+++ Task input +++

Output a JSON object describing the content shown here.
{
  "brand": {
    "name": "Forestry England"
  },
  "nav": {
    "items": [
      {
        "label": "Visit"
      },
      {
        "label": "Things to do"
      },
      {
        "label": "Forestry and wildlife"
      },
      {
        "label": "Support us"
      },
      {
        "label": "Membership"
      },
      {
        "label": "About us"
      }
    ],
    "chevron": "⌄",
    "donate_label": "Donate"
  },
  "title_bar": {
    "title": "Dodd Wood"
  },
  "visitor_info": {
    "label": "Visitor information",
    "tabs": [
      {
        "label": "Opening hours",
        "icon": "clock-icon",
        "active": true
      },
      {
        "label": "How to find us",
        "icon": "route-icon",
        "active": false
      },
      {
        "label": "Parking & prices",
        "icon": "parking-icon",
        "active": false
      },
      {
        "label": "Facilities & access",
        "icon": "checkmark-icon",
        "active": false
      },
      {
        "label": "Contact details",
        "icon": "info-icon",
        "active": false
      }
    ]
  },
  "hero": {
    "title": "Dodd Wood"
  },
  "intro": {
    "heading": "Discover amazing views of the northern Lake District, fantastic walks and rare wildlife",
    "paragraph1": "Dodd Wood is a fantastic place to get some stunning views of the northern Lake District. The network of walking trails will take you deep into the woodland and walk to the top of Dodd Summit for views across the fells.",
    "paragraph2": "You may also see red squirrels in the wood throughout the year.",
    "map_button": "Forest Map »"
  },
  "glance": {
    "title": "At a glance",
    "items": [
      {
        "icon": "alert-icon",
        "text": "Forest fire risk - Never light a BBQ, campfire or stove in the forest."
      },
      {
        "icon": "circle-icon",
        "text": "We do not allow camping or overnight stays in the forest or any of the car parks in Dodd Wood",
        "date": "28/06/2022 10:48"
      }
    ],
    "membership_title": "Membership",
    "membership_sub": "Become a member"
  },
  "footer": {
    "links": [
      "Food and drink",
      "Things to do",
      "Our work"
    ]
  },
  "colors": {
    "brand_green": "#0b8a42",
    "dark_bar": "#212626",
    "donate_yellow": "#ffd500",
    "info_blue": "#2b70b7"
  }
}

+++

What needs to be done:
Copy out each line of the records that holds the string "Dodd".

Answer to this task:
    "title": "Dodd Wood"
    "title": "Dodd Wood"
    "paragraph1": "Dodd Wood is a fantastic place to get some stunning views of the northern Lake District. The network of walking trails will take you deep into the woodland and walk to the top of Dodd Summit for views across the fells.",
        "text": "We do not allow camping or overnight stays in the forest or any of the car parks in Dodd Wood",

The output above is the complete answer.